A proposed federal rule would help people enter the trucking workforce more easily by granting states more flexibility in awarding commercial driver's licenses (CDLs), the U.S. Department of Transportation said today.
The rule would streamline the process for men and women interested in trucking jobs by allowing states greater flexibility in conducting skill tests for the commercial driver's license (CDL), according to the DOT's Federal Motor Carrier Safety Administration (FMCSA) arm.
According to FMCSA, the change would alleviate testing delays and eliminate needless inconvenience and expense to the CDL applicant, all without compromising safety.

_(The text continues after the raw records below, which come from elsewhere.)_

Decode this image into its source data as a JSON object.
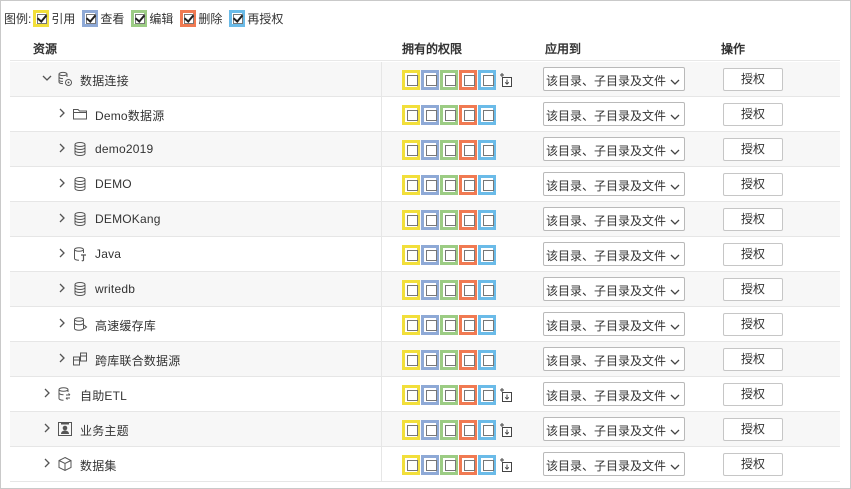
{
  "legend": {
    "label": "图例:",
    "items": [
      {
        "label": "引用",
        "color": "#f2df3b"
      },
      {
        "label": "查看",
        "color": "#8ea9d6"
      },
      {
        "label": "编辑",
        "color": "#9ccc84"
      },
      {
        "label": "删除",
        "color": "#f07a52"
      },
      {
        "label": "再授权",
        "color": "#6bbbe8"
      }
    ]
  },
  "columns": {
    "resource": "资源",
    "permissions": "拥有的权限",
    "apply_to": "应用到",
    "actions": "操作"
  },
  "apply_default": "该目录、子目录及文件",
  "action_label": "授权",
  "rows": [
    {
      "name": "数据连接",
      "icon": "database-group-icon",
      "level": 0,
      "expanded": true,
      "inherit": true
    },
    {
      "name": "Demo数据源",
      "icon": "folder-icon",
      "level": 1,
      "expanded": false,
      "inherit": false
    },
    {
      "name": "demo2019",
      "icon": "database-icon",
      "level": 1,
      "expanded": false,
      "inherit": false
    },
    {
      "name": "DEMO",
      "icon": "database-icon",
      "level": 1,
      "expanded": false,
      "inherit": false
    },
    {
      "name": "DEMOKang",
      "icon": "database-icon",
      "level": 1,
      "expanded": false,
      "inherit": false
    },
    {
      "name": "Java",
      "icon": "java-source-icon",
      "level": 1,
      "expanded": false,
      "inherit": false
    },
    {
      "name": "writedb",
      "icon": "database-icon",
      "level": 1,
      "expanded": false,
      "inherit": false
    },
    {
      "name": "高速缓存库",
      "icon": "cache-database-icon",
      "level": 1,
      "expanded": false,
      "inherit": false
    },
    {
      "name": "跨库联合数据源",
      "icon": "federated-database-icon",
      "level": 1,
      "expanded": false,
      "inherit": false
    },
    {
      "name": "自助ETL",
      "icon": "etl-icon",
      "level": 0,
      "expanded": false,
      "inherit": true
    },
    {
      "name": "业务主题",
      "icon": "business-theme-icon",
      "level": 0,
      "expanded": false,
      "inherit": true
    },
    {
      "name": "数据集",
      "icon": "dataset-cube-icon",
      "level": 0,
      "expanded": false,
      "inherit": true
    }
  ]
}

Federal rules currently do not permit a CDL skills instructor who is also authorized by the state to administer the CDL skills test to perform both the instruction and the qualifying testing for the same CDL applicant. The proposal announced today would eliminate that restriction and permit states the discretion to allow qualified third-party skills trainers to also conduct the skills testing for the same individual, FMCSA said.
"We continue to examine opportunities to provide common-sense regulatory relief to states and to individuals seeking to obtain a CDL. This proposal will provide states more flexibility, while maintaining safety on our roadways," FMCSA Administrator Raymond P. Martinez said in a release. "I encourage all interested parties to review the proposal and to offer their comments to the docket."

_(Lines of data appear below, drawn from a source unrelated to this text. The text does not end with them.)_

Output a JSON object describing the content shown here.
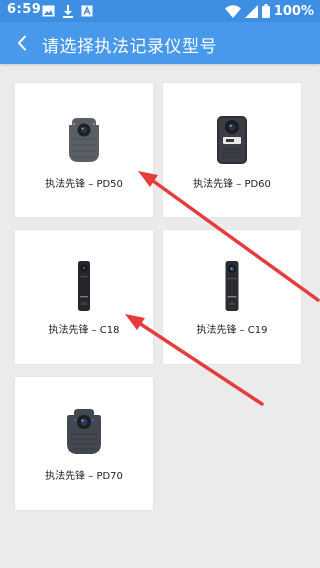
{
  "status_bar": {
    "time": "6:59",
    "battery": "100%",
    "icons": [
      "gallery-icon",
      "download-icon",
      "letter-a-icon",
      "wifi-icon",
      "signal-icon",
      "battery-icon"
    ]
  },
  "header": {
    "title": "请选择执法记录仪型号",
    "back_icon": "chevron-left-icon"
  },
  "devices": [
    {
      "label": "执法先锋 – PD50",
      "icon": "pd50-camera"
    },
    {
      "label": "执法先锋 – PD60",
      "icon": "pd60-camera"
    },
    {
      "label": "执法先锋 – C18",
      "icon": "c18-camera"
    },
    {
      "label": "执法先锋 – C19",
      "icon": "c19-camera"
    },
    {
      "label": "执法先锋 – PD70",
      "icon": "pd70-camera"
    }
  ],
  "colors": {
    "status_bar": "#3e8ee4",
    "app_bar": "#4899ec",
    "background": "#ebebeb",
    "card": "#ffffff",
    "annotation_arrow": "#e53c3c"
  }
}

Upon publication in the Federal Register, a 60-day public comment period will commence. The proposal is available online, including information on submitting comments to the Federal Register Docket.
The potential change in regulations is the latest effort by FMCSA to encourage more workers to enter the truck driving ranks, following programs that would make it easier for military veterans and for younger drivers to gain their CDLs.
It comes amid rising safety concerns about the process of monitoring CDL holders after a deadly New Hampshire crash caused by a driver for a Massachusetts trucking fleet who had a history of drug and alcohol arrests. The incident led to the resignation of the head of the state's registry of motor vehicles (RMV).